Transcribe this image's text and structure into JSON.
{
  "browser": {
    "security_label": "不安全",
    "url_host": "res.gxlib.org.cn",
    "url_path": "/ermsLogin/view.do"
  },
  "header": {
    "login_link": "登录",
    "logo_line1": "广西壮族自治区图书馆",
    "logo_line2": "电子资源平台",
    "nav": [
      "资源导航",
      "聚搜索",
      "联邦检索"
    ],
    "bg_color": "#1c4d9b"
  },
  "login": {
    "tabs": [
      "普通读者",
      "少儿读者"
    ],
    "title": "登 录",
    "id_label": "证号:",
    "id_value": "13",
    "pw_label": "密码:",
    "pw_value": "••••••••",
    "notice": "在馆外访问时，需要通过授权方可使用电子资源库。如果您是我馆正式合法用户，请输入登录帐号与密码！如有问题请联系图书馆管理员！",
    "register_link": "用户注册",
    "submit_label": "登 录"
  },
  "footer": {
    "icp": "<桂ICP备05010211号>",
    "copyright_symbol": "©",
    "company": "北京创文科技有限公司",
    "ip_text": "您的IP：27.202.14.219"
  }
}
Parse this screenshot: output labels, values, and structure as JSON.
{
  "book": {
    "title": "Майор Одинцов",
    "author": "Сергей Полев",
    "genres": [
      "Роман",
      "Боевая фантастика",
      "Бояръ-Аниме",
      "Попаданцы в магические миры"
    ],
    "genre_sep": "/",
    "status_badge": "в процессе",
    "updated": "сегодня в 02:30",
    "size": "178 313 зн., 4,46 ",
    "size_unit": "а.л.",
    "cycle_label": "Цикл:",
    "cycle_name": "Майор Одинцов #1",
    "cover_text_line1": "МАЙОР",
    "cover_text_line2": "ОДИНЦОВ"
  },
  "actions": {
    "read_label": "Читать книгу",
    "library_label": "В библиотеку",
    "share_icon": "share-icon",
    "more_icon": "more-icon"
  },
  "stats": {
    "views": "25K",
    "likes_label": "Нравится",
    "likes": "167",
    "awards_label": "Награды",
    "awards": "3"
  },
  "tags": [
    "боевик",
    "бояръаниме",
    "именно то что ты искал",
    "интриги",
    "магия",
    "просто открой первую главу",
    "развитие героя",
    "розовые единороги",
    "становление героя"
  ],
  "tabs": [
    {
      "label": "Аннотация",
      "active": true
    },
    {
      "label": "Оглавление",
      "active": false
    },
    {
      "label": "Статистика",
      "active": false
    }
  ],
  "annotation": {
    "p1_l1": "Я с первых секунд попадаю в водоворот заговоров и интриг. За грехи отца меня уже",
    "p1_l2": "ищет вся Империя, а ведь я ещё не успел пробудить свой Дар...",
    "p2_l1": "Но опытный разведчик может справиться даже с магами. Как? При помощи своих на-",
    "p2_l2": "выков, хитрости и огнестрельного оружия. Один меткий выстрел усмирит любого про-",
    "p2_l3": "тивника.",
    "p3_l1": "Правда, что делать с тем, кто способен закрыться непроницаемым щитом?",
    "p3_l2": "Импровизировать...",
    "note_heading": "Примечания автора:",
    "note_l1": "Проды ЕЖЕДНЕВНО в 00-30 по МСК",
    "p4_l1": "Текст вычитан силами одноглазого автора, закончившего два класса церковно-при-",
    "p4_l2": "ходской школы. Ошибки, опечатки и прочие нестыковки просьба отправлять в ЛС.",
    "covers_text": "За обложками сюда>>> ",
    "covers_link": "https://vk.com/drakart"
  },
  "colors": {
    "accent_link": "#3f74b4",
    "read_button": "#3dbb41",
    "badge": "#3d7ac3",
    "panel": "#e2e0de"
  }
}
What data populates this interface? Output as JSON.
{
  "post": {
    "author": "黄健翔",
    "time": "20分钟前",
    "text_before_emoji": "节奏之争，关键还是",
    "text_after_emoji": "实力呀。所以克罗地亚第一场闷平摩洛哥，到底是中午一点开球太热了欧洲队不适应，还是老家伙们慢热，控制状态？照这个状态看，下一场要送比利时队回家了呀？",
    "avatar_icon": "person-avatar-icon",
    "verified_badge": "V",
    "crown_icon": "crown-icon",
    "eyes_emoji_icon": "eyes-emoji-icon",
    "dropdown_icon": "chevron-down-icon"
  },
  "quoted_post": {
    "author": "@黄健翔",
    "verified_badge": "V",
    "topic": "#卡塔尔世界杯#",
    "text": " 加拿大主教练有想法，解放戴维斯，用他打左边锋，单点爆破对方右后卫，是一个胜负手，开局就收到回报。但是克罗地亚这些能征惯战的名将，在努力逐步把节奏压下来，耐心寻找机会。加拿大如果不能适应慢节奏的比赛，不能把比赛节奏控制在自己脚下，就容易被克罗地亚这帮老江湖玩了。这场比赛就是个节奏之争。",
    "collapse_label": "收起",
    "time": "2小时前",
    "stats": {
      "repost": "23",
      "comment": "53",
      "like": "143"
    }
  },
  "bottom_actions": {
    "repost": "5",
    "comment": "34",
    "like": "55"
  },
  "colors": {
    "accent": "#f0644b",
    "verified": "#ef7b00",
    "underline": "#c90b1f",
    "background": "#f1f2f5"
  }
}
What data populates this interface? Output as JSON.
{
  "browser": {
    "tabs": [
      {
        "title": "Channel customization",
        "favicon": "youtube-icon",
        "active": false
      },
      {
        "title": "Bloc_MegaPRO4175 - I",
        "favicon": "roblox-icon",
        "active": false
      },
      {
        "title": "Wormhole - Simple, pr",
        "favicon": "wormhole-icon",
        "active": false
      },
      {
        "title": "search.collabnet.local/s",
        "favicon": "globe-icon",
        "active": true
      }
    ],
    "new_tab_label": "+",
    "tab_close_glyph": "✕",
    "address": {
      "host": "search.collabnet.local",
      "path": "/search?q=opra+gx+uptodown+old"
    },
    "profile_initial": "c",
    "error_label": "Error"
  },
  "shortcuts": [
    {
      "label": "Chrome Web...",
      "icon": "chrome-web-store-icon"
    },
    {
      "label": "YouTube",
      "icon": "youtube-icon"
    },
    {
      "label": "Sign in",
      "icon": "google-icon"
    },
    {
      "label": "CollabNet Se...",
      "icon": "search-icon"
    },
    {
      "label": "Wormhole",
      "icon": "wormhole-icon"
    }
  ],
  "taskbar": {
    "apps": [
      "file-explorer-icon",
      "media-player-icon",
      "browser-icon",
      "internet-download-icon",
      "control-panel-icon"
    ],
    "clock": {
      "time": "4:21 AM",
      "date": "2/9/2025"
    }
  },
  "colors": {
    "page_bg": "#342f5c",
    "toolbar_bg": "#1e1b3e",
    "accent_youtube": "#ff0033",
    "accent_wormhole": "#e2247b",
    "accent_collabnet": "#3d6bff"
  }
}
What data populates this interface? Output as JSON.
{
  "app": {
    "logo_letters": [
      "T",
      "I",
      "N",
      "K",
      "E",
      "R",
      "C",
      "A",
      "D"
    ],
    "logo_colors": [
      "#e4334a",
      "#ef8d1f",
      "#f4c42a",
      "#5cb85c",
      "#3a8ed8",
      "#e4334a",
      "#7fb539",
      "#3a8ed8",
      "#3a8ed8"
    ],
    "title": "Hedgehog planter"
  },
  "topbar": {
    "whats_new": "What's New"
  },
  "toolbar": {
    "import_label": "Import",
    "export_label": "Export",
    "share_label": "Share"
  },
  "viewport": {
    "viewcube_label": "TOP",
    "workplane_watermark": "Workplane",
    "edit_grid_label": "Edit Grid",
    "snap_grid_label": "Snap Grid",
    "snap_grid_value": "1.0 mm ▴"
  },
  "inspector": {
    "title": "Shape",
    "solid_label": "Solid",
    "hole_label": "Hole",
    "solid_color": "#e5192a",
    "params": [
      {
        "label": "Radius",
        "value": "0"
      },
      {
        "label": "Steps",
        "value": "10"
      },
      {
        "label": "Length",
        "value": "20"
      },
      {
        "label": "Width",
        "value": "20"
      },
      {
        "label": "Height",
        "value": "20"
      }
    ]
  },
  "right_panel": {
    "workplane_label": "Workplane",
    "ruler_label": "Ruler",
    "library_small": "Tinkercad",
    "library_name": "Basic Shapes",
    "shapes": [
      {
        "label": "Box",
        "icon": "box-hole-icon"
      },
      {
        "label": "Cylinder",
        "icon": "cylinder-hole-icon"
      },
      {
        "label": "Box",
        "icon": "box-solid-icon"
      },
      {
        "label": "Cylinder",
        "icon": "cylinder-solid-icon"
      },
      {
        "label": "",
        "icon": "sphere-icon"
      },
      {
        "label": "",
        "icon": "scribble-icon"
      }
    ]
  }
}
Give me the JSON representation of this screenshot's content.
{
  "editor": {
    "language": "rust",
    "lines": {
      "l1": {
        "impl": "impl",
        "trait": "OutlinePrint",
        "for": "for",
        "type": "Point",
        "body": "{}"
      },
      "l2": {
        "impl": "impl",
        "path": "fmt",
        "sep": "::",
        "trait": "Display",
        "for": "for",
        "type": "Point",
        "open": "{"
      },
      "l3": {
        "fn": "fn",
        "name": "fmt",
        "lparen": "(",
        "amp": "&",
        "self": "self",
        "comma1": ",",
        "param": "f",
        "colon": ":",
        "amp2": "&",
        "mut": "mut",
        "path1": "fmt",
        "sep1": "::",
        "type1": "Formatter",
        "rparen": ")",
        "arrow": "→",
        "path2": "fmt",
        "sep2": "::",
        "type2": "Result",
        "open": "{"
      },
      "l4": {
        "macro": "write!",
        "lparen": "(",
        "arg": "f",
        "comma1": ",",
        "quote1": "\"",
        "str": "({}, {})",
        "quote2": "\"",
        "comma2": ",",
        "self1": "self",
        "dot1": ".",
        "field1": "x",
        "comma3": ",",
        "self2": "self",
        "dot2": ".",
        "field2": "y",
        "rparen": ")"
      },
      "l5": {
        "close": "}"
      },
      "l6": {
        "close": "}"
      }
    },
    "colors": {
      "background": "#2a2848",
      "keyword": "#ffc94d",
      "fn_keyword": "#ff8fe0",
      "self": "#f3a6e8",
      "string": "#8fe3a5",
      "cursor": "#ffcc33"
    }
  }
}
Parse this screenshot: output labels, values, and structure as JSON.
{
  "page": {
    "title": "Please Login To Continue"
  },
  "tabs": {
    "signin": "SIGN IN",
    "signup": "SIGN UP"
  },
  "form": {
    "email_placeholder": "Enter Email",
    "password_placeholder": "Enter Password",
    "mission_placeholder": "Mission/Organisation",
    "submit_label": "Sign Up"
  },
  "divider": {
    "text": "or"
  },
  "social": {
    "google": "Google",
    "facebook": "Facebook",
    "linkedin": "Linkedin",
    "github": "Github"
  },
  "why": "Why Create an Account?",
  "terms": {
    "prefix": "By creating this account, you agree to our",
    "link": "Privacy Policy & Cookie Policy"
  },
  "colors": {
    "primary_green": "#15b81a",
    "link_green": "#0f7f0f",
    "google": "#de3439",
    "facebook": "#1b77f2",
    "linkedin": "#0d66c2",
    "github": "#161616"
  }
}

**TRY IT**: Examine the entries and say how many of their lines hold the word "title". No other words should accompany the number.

**RESULT FOR THIS TASK**: 9